  34. ^ McQualter, R B; Chong, B F; Meyer, K; Van Dyk, D E; O'Shea, M G; Walton, N J; Viitanen, PV; Brumbley, S M (January 2005). "Initial evaluation of sugarcane as a production platform for p-hydroxybenzoic acid". Plant Biotechnology Journal. 3 (1): 29–41. doi:10.1111/j.1467-7652.2004.00095.x. PMID 17168897.
  35. ^ a b Brumbley, S M; Purnell, M P; Petrasovits, L A; Nielsen, L K; Twine, P H (2007). "Developing the sugarcane biofactory for high value biomaterials". International Sugar Journal. 109 (1297): 5–15.
  36. ^ Wu, L; Birch, R G (January 2007). "Doubled sugar content in sugarcane plants modified to produce a sucrose isomer". Plant Biotechnology Journal. 5: 109–117. doi:10.1111/j.1467-7652.2006.00224.x. PMID 17207261.
  37. ^ George, D.; Gupta, M.; Dissanayake, P., Evaluating New Guayule Varieties for Low-Allergenic Rubber Production: A report for the Rural Industries Research and Development Corporation (RIRDC Publication No 05/147, RIRDC Project No UQ-94A) (PDF), Rural Industries Research and Development Corporation, p. viii, ISBN 1 74151 210 7, ISSN 1440-6845, retrieved 5 September 2017
  38. ^ a b "The Rice Plant and How it Grows". Manila, Philippines: International Rice Research Institute. 2003. Archived from the original on 2009-01-06.
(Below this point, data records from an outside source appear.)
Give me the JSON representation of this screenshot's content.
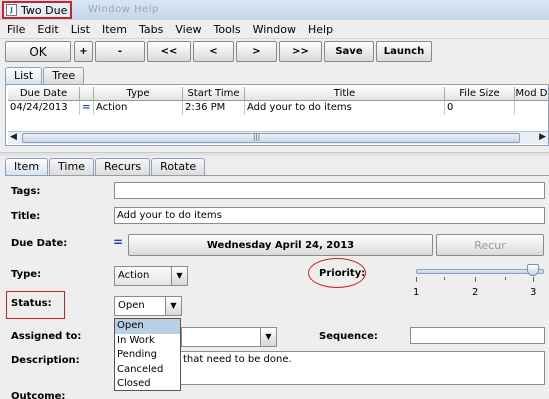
{
  "window": {
    "title": "Two Due",
    "ghost_menu": "Window   Help"
  },
  "menubar": [
    "File",
    "Edit",
    "List",
    "Item",
    "Tabs",
    "View",
    "Tools",
    "Window",
    "Help"
  ],
  "toolbar": {
    "ok": "OK",
    "add": "+",
    "remove": "-",
    "first": "<<",
    "prev": "<",
    "next": ">",
    "last": ">>",
    "save": "Save",
    "launch": "Launch"
  },
  "list_tabs": [
    "List",
    "Tree"
  ],
  "table": {
    "columns": [
      "Due Date",
      "",
      "Type",
      "Start Time",
      "Title",
      "File Size",
      "Mod D"
    ],
    "rows": [
      {
        "due_date": "04/24/2013",
        "marker": "=",
        "type": "Action",
        "start_time": "2:36 PM",
        "title": "Add your to do items",
        "file_size": "0",
        "mod": ""
      }
    ]
  },
  "item_tabs": [
    "Item",
    "Time",
    "Recurs",
    "Rotate"
  ],
  "form": {
    "tags_label": "Tags:",
    "tags_value": "",
    "title_label": "Title:",
    "title_value": "Add your to do items",
    "due_date_label": "Due Date:",
    "due_marker": "=",
    "due_date_value": "Wednesday  April 24, 2013",
    "recur_button": "Recur",
    "type_label": "Type:",
    "type_value": "Action",
    "priority_label": "Priority:",
    "priority_ticks": [
      "1",
      "2",
      "3"
    ],
    "priority_value": 3,
    "status_label": "Status:",
    "status_value": "Open",
    "status_options": [
      "Open",
      "In Work",
      "Pending",
      "Canceled",
      "Closed"
    ],
    "assigned_label": "Assigned to:",
    "sequence_label": "Sequence:",
    "description_label": "Description:",
    "description_value": "that need to be done.",
    "outcome_label": "Outcome:"
  },
  "colors": {
    "highlight": "#d0202a",
    "selection": "#b8cfe5",
    "accent_blue": "#1a3fbf"
  }
}
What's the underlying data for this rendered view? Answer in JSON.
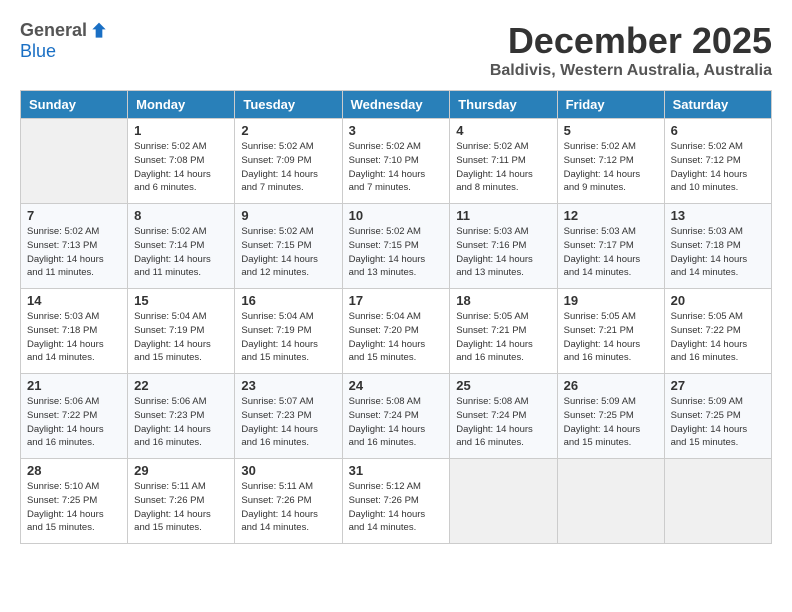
{
  "header": {
    "logo_general": "General",
    "logo_blue": "Blue",
    "title": "December 2025",
    "subtitle": "Baldivis, Western Australia, Australia"
  },
  "calendar": {
    "columns": [
      "Sunday",
      "Monday",
      "Tuesday",
      "Wednesday",
      "Thursday",
      "Friday",
      "Saturday"
    ],
    "weeks": [
      [
        {
          "day": "",
          "info": ""
        },
        {
          "day": "1",
          "info": "Sunrise: 5:02 AM\nSunset: 7:08 PM\nDaylight: 14 hours\nand 6 minutes."
        },
        {
          "day": "2",
          "info": "Sunrise: 5:02 AM\nSunset: 7:09 PM\nDaylight: 14 hours\nand 7 minutes."
        },
        {
          "day": "3",
          "info": "Sunrise: 5:02 AM\nSunset: 7:10 PM\nDaylight: 14 hours\nand 7 minutes."
        },
        {
          "day": "4",
          "info": "Sunrise: 5:02 AM\nSunset: 7:11 PM\nDaylight: 14 hours\nand 8 minutes."
        },
        {
          "day": "5",
          "info": "Sunrise: 5:02 AM\nSunset: 7:12 PM\nDaylight: 14 hours\nand 9 minutes."
        },
        {
          "day": "6",
          "info": "Sunrise: 5:02 AM\nSunset: 7:12 PM\nDaylight: 14 hours\nand 10 minutes."
        }
      ],
      [
        {
          "day": "7",
          "info": "Sunrise: 5:02 AM\nSunset: 7:13 PM\nDaylight: 14 hours\nand 11 minutes."
        },
        {
          "day": "8",
          "info": "Sunrise: 5:02 AM\nSunset: 7:14 PM\nDaylight: 14 hours\nand 11 minutes."
        },
        {
          "day": "9",
          "info": "Sunrise: 5:02 AM\nSunset: 7:15 PM\nDaylight: 14 hours\nand 12 minutes."
        },
        {
          "day": "10",
          "info": "Sunrise: 5:02 AM\nSunset: 7:15 PM\nDaylight: 14 hours\nand 13 minutes."
        },
        {
          "day": "11",
          "info": "Sunrise: 5:03 AM\nSunset: 7:16 PM\nDaylight: 14 hours\nand 13 minutes."
        },
        {
          "day": "12",
          "info": "Sunrise: 5:03 AM\nSunset: 7:17 PM\nDaylight: 14 hours\nand 14 minutes."
        },
        {
          "day": "13",
          "info": "Sunrise: 5:03 AM\nSunset: 7:18 PM\nDaylight: 14 hours\nand 14 minutes."
        }
      ],
      [
        {
          "day": "14",
          "info": "Sunrise: 5:03 AM\nSunset: 7:18 PM\nDaylight: 14 hours\nand 14 minutes."
        },
        {
          "day": "15",
          "info": "Sunrise: 5:04 AM\nSunset: 7:19 PM\nDaylight: 14 hours\nand 15 minutes."
        },
        {
          "day": "16",
          "info": "Sunrise: 5:04 AM\nSunset: 7:19 PM\nDaylight: 14 hours\nand 15 minutes."
        },
        {
          "day": "17",
          "info": "Sunrise: 5:04 AM\nSunset: 7:20 PM\nDaylight: 14 hours\nand 15 minutes."
        },
        {
          "day": "18",
          "info": "Sunrise: 5:05 AM\nSunset: 7:21 PM\nDaylight: 14 hours\nand 16 minutes."
        },
        {
          "day": "19",
          "info": "Sunrise: 5:05 AM\nSunset: 7:21 PM\nDaylight: 14 hours\nand 16 minutes."
        },
        {
          "day": "20",
          "info": "Sunrise: 5:05 AM\nSunset: 7:22 PM\nDaylight: 14 hours\nand 16 minutes."
        }
      ],
      [
        {
          "day": "21",
          "info": "Sunrise: 5:06 AM\nSunset: 7:22 PM\nDaylight: 14 hours\nand 16 minutes."
        },
        {
          "day": "22",
          "info": "Sunrise: 5:06 AM\nSunset: 7:23 PM\nDaylight: 14 hours\nand 16 minutes."
        },
        {
          "day": "23",
          "info": "Sunrise: 5:07 AM\nSunset: 7:23 PM\nDaylight: 14 hours\nand 16 minutes."
        },
        {
          "day": "24",
          "info": "Sunrise: 5:08 AM\nSunset: 7:24 PM\nDaylight: 14 hours\nand 16 minutes."
        },
        {
          "day": "25",
          "info": "Sunrise: 5:08 AM\nSunset: 7:24 PM\nDaylight: 14 hours\nand 16 minutes."
        },
        {
          "day": "26",
          "info": "Sunrise: 5:09 AM\nSunset: 7:25 PM\nDaylight: 14 hours\nand 15 minutes."
        },
        {
          "day": "27",
          "info": "Sunrise: 5:09 AM\nSunset: 7:25 PM\nDaylight: 14 hours\nand 15 minutes."
        }
      ],
      [
        {
          "day": "28",
          "info": "Sunrise: 5:10 AM\nSunset: 7:25 PM\nDaylight: 14 hours\nand 15 minutes."
        },
        {
          "day": "29",
          "info": "Sunrise: 5:11 AM\nSunset: 7:26 PM\nDaylight: 14 hours\nand 15 minutes."
        },
        {
          "day": "30",
          "info": "Sunrise: 5:11 AM\nSunset: 7:26 PM\nDaylight: 14 hours\nand 14 minutes."
        },
        {
          "day": "31",
          "info": "Sunrise: 5:12 AM\nSunset: 7:26 PM\nDaylight: 14 hours\nand 14 minutes."
        },
        {
          "day": "",
          "info": ""
        },
        {
          "day": "",
          "info": ""
        },
        {
          "day": "",
          "info": ""
        }
      ]
    ]
  }
}
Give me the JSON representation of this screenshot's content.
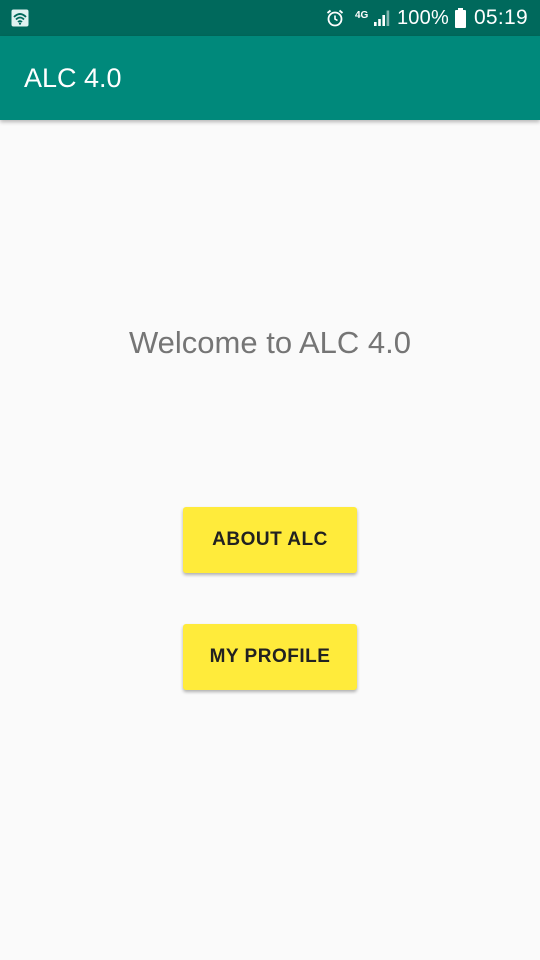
{
  "status_bar": {
    "left_icon": "wifi-box-icon",
    "alarm_icon": "alarm-clock-icon",
    "network_type": "4G",
    "signal_icon": "cell-signal-icon",
    "battery_percent": "100%",
    "battery_icon": "battery-icon",
    "time": "05:19"
  },
  "app_bar": {
    "title": "ALC 4.0"
  },
  "main": {
    "welcome_text": "Welcome to ALC 4.0",
    "buttons": [
      {
        "label": "ABOUT ALC"
      },
      {
        "label": "MY PROFILE"
      }
    ]
  },
  "colors": {
    "status_bar": "#00695c",
    "app_bar": "#00897b",
    "button": "#ffeb3b",
    "background": "#fafafa",
    "welcome_text": "#757575"
  }
}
Further reading[edit]

  • Rai, R K; Shrivastava, A K; Ghosh, A K; Shukla, S P (1989). Indian Journal of Plant Physiology. 32 (4): 320–324. Missing or empty |title= (help)
  • Smith, Dudley (1978). Cane Sugar World. New York: Palmer Publications. ISBN 9780960206018.
  • Winburne, J N (1962). A Dictionary of Agricultural and Allied Terminology. East Lansing, Michigan, USA: Michigan State University Press. ISBN 978-0870130670.